Picture of the month: From the inside of friction Submitted by Professor Georg-Peter Ostermeyer
Without friction, nothing works in our everyday life. Sometimes friction is vital, as in vehicle braking, sometimes it is undesirable, as when the bicycle rolls out and we have to pedal again. Such frictional forces still cannot be accurately calculated or predicted. This gap in our knowledge has lasted for an astonishingly long time. Research into the prediction of friction has been going on since Leonardo da Vinci. Professor Georg-Peter Ostermeyer of the Institute of Dynamics and Vibrations would like to shed more light on the darkness of the phenomena of friction with an innovative machine, which can be seen in the picture of the month. His machine, which was completely new for basic research, makes it possible to see in situ inside the frictional contact between two bodies. The frictional interface reveals surprisingly complex dynamics of wave motion and wear particle flow. Cork particles moving in an almost dancing fashion are exemplified in the image. The machine makes it possible to observe the complex self-organization effects and thus contribute significantly to the clarification of different phenomena of friction, wear and the origin of friction dust emissions.
Although friction is ubiquitous, friction is still not understood causally. We have been using friction and its effects since time immemorial. In the Stone Age, our ancestors made fire with wood rubbed against each other. Even today, friction is used to make fire. The ancient Egyptians also moved large stone blocks over long distances using roller beams that were probably oiled. We also still use these techniques today to minimize drag forces. Friction is sometimes desirable and sometimes not. On the one hand, there is no walking, running or rolling without friction, as you can easily see on a frozen lake. Here, only very small steps or accelerations are possible. But on the other hand, friction is also responsible for an incredible amount of energy destruction in our world, because the functionality of many processes and machines contains friction as an unwanted and unavoidable by-product, which has to be served energetically.
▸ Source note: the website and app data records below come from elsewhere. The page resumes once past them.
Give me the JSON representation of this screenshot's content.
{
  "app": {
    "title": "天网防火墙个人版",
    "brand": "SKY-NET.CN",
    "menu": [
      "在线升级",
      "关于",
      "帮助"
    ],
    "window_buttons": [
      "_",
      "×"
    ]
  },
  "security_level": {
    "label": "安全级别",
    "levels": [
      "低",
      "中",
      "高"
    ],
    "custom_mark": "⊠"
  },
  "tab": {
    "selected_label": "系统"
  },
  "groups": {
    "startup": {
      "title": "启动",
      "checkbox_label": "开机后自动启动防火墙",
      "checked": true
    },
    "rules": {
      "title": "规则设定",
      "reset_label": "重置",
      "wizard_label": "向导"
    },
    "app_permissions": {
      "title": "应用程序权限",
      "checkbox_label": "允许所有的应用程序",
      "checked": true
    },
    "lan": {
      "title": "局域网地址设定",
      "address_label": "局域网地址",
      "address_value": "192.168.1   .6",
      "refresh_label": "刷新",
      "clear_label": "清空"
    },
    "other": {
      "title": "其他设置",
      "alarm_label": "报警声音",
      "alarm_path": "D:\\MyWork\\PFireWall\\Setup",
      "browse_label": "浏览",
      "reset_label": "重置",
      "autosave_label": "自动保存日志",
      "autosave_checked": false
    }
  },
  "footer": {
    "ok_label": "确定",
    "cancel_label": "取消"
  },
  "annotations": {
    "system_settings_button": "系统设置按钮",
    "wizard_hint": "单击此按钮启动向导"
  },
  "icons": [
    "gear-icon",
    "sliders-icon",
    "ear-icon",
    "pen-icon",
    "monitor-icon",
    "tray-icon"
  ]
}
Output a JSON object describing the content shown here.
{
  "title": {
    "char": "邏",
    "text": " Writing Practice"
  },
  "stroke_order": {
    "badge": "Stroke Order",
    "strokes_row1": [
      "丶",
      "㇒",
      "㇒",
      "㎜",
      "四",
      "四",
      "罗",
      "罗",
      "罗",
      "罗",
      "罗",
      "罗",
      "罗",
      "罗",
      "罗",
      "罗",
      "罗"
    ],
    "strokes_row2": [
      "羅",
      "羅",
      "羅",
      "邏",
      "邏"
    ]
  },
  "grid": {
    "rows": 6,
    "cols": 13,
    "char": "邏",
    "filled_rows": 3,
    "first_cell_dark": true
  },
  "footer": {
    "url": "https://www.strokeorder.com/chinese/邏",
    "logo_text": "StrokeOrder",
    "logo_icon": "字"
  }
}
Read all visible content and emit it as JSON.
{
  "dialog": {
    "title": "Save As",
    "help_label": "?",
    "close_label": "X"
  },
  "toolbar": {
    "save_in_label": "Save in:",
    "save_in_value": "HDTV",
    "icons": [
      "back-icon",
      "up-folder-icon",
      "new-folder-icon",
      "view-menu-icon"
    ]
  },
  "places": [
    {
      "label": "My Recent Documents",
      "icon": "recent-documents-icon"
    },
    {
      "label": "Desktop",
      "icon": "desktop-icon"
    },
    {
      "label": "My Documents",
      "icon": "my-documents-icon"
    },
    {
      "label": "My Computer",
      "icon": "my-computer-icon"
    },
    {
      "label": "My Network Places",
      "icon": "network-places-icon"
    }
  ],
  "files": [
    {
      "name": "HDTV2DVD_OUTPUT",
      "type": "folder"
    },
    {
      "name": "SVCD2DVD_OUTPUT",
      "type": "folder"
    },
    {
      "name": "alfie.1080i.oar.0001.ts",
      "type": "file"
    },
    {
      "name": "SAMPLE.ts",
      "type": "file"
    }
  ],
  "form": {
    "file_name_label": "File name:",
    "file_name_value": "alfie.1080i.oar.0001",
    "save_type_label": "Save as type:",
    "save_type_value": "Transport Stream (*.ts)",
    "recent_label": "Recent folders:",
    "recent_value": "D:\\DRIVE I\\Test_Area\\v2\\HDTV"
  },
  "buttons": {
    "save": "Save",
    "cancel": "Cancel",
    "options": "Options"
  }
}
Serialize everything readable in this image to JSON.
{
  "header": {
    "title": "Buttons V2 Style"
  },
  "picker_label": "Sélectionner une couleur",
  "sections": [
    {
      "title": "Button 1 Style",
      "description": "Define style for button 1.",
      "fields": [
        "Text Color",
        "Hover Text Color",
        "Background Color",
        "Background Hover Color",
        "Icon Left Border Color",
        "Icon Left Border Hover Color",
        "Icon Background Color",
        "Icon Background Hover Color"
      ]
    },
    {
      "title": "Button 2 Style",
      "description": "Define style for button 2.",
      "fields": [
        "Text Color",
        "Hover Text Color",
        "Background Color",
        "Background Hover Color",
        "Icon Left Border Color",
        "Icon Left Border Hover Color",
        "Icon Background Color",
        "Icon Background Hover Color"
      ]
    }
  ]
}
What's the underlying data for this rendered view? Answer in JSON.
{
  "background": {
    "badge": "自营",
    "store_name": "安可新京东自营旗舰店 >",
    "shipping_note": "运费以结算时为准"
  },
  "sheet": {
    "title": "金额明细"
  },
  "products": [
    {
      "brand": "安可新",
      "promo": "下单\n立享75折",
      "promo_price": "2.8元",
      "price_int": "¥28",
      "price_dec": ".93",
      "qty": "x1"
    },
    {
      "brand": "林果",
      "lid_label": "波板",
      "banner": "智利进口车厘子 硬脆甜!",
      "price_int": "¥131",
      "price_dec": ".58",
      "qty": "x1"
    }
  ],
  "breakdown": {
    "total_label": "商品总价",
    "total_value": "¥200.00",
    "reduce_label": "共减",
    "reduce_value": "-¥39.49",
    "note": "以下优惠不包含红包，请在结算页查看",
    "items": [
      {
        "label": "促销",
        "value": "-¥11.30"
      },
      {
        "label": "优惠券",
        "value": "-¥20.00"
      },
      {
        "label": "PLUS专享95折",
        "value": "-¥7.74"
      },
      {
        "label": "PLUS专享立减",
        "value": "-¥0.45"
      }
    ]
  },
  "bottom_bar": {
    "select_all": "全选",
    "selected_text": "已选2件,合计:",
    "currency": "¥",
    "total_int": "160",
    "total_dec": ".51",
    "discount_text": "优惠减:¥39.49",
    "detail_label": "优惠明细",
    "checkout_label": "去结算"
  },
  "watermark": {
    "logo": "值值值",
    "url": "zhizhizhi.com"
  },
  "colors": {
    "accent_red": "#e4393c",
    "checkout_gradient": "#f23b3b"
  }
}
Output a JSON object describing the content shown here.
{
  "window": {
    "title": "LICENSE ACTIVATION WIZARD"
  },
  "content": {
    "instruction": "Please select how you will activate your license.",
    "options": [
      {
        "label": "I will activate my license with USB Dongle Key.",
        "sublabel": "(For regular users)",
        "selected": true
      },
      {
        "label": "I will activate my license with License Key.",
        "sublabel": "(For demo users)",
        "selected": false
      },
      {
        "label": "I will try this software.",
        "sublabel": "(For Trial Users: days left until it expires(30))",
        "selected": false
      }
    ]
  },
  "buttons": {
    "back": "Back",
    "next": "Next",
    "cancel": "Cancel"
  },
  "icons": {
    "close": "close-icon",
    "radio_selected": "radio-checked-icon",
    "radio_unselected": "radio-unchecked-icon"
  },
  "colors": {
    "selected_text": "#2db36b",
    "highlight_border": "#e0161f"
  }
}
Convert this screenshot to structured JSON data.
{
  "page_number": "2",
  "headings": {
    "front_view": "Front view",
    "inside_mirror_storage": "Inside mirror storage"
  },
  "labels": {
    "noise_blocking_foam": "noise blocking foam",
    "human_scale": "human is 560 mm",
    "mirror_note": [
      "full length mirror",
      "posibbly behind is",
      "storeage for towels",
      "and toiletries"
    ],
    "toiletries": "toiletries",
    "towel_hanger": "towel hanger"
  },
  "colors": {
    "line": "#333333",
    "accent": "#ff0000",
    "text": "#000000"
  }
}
In the mid-15th century, Leonardo da Vinci was probably the first scientist to set out basic properties of friction in experimental sketches. Although a great many experiments, explanations and results have been generated since then, the very simple Coulomb’s law of friction for the elementary states of adhesion and sliding is still often used in simulation and system description today. This law for dry friction gives quite good results when one has approximate point contacts and friction does not dominate the system events energetically or phenomenologically.
Better predictions of friction needed
Mathematical and computational developments in recent decades have enabled system dynamics to develop increasingly accurate mathematical representations of machines and processes, known as digital twins. The aim is to use these virtual functional copies of real systems as cost-effective substitutes for real processes that pose a risk to health or for expensive hardware developments in early development phases. However, this is only possible if the model’s behavior is sufficiently close to reality in terms of the questions it is asked.
This already works fascinatingly well. Apart from the mathematical-informatic side, the background is that all elementary especially mechanical forces except friction are well understood. These can be measured very well. They are used, usually combined with each other and coupled with non-mechanical quantities, to provide increasingly accurate system predictions in many areas of our daily lives. System dynamics has therefore taken off on an unprecedented triumphant march, especially in the last few decades. Among other things, these elementary forces enable simulation kits that allow even non-experts to build digital twins.
However, the complexity of nonlinear dynamics such as self-organization, chaos and turbulence, as well as the nature of the last unknown elementary force of mechanics, friction, are the limits of this approach.
Still no complete scientific explanation of the friction force in brakes
This is particularly evident in tribological high-load contacts such as brakes. Brakes consist of discs or drums against which pads are pressed. The linings themselves consist of up to 20 different ingredients, usually bound in resin. The friction pairings must generate high frictional forces at all times, but at the same time should have a long service life. The development of the linings is a well-kept secret of the companies. It is defined almost exclusively by trial and error. A causal scientific explanation of the friction force from the ingredients and the resulting mechanical, thermal and chemical reactions does not even exist to this day. Why the frictional force differs at different times under otherwise exactly the same conditions is only now beginning to be understood. The wear dust in the friction boundary layer forms temporary additional friction surfaces, which essentially store the short-term load history of the brake. Another issue in focus today is the emitted brake wear dust, which shapes a vehicle’s emissions signature as engine emissions continue to decline. Together with some tire wear, they form long-lived and sometimes respirable pollutants in the air.
Aiming to reduce emissions
How can brake emissions in the city be reduced through meaningful braking actions and traffic control measures to more effectively protect residents, for example? How must the material structure of brake pads be changed so that emissions are less harmful to health?
These questions are completely open. The machine in the picture of the month is intended to provide initial answers.